* Raw data *

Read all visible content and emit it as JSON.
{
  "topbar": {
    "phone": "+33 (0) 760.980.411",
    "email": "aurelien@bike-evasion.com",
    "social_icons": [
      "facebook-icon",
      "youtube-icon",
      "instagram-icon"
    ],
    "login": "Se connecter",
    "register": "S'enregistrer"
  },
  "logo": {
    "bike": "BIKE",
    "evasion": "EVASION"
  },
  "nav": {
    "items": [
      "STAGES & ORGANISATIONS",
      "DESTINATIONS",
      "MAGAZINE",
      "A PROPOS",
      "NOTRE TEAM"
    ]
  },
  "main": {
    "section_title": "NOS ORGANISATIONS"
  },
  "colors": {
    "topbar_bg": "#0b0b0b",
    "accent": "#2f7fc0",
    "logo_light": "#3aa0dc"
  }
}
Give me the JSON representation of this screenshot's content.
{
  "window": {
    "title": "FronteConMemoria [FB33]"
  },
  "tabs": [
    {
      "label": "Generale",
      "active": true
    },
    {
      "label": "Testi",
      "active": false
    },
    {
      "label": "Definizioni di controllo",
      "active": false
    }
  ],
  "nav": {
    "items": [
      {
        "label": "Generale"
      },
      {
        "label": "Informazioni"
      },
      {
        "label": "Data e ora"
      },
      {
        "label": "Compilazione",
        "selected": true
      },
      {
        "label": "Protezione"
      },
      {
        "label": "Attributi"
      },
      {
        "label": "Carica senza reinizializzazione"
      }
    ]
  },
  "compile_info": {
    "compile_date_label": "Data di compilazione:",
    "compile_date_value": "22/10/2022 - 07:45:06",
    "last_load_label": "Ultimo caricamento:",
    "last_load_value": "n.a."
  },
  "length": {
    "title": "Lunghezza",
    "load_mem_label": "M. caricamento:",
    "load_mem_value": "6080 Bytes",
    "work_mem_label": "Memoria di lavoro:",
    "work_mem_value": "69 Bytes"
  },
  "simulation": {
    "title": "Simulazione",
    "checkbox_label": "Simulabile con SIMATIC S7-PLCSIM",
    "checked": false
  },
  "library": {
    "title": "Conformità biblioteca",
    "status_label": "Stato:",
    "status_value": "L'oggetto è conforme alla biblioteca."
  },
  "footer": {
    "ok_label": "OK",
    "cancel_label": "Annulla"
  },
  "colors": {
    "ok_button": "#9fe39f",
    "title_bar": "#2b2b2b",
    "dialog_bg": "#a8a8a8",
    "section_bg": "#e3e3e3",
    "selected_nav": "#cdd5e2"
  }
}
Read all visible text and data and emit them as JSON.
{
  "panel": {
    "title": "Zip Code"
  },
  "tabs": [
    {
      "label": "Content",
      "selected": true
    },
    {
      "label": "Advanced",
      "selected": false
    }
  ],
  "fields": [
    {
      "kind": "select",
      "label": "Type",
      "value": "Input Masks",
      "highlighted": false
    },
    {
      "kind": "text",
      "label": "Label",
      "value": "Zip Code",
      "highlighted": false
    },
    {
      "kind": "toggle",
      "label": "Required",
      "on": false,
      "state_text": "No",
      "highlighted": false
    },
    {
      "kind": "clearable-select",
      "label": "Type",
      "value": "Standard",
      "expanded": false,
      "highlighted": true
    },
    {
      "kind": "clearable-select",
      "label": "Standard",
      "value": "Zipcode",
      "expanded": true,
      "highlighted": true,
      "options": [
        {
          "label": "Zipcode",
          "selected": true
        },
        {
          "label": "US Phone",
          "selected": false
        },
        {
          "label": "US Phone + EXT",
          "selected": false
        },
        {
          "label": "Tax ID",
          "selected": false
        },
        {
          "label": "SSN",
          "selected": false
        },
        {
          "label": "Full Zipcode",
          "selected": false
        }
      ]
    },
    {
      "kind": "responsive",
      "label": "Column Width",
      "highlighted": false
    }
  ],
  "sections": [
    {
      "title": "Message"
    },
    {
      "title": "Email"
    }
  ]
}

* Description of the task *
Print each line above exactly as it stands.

* Written answer *
Read all visible content and emit it as JSON.
{
  "topbar": {
    "phone": "+33 (0) 760.980.411",
    "email": "aurelien@bike-evasion.com",
    "social_icons": [
      "facebook-icon",
      "youtube-icon",
      "instagram-icon"
    ],
    "login": "Se connecter",
    "register": "S'enregistrer"
  },
  "logo": {
    "bike": "BIKE",
    "evasion": "EVASION"
  },
  "nav": {
    "items": [
      "STAGES & ORGANISATIONS",
      "DESTINATIONS",
      "MAGAZINE",
      "A PROPOS",
      "NOTRE TEAM"
    ]
  },
  "main": {
    "section_title": "NOS ORGANISATIONS"
  },
  "colors": {
    "topbar_bg": "#0b0b0b",
    "accent": "#2f7fc0",
    "logo_light": "#3aa0dc"
  }
}
Give me the JSON representation of this screenshot's content.
{
  "window": {
    "title": "FronteConMemoria [FB33]"
  },
  "tabs": [
    {
      "label": "Generale",
      "active": true
    },
    {
      "label": "Testi",
      "active": false
    },
    {
      "label": "Definizioni di controllo",
      "active": false
    }
  ],
  "nav": {
    "items": [
      {
        "label": "Generale"
      },
      {
        "label": "Informazioni"
      },
      {
        "label": "Data e ora"
      },
      {
        "label": "Compilazione",
        "selected": true
      },
      {
        "label": "Protezione"
      },
      {
        "label": "Attributi"
      },
      {
        "label": "Carica senza reinizializzazione"
      }
    ]
  },
  "compile_info": {
    "compile_date_label": "Data di compilazione:",
    "compile_date_value": "22/10/2022 - 07:45:06",
    "last_load_label": "Ultimo caricamento:",
    "last_load_value": "n.a."
  },
  "length": {
    "title": "Lunghezza",
    "load_mem_label": "M. caricamento:",
    "load_mem_value": "6080 Bytes",
    "work_mem_label": "Memoria di lavoro:",
    "work_mem_value": "69 Bytes"
  },
  "simulation": {
    "title": "Simulazione",
    "checkbox_label": "Simulabile con SIMATIC S7-PLCSIM",
    "checked": false
  },
  "library": {
    "title": "Conformità biblioteca",
    "status_label": "Stato:",
    "status_value": "L'oggetto è conforme alla biblioteca."
  },
  "footer": {
    "ok_label": "OK",
    "cancel_label": "Annulla"
  },
  "colors": {
    "ok_button": "#9fe39f",
    "title_bar": "#2b2b2b",
    "dialog_bg": "#a8a8a8",
    "section_bg": "#e3e3e3",
    "selected_nav": "#cdd5e2"
  }
}
Read all visible text and data and emit them as JSON.
{
  "panel": {
    "title": "Zip Code"
  },
  "tabs": [
    {
      "label": "Content",
      "selected": true
    },
    {
      "label": "Advanced",
      "selected": false
    }
  ],
  "fields": [
    {
      "kind": "select",
      "label": "Type",
      "value": "Input Masks",
      "highlighted": false
    },
    {
      "kind": "text",
      "label": "Label",
      "value": "Zip Code",
      "highlighted": false
    },
    {
      "kind": "toggle",
      "label": "Required",
      "on": false,
      "state_text": "No",
      "highlighted": false
    },
    {
      "kind": "clearable-select",
      "label": "Type",
      "value": "Standard",
      "expanded": false,
      "highlighted": true
    },
    {
      "kind": "clearable-select",
      "label": "Standard",
      "value": "Zipcode",
      "expanded": true,
      "highlighted": true,
      "options": [
        {
          "label": "Zipcode",
          "selected": true
        },
        {
          "label": "US Phone",
          "selected": false
        },
        {
          "label": "US Phone + EXT",
          "selected": false
        },
        {
          "label": "Tax ID",
          "selected": false
        },
        {
          "label": "SSN",
          "selected": false
        },
        {
          "label": "Full Zipcode",
          "selected": false
        }
      ]
    },
    {
      "kind": "responsive",
      "label": "Column Width",
      "highlighted": false
    }
  ],
  "sections": [
    {
      "title": "Message"
    },
    {
      "title": "Email"
    }
  ]
}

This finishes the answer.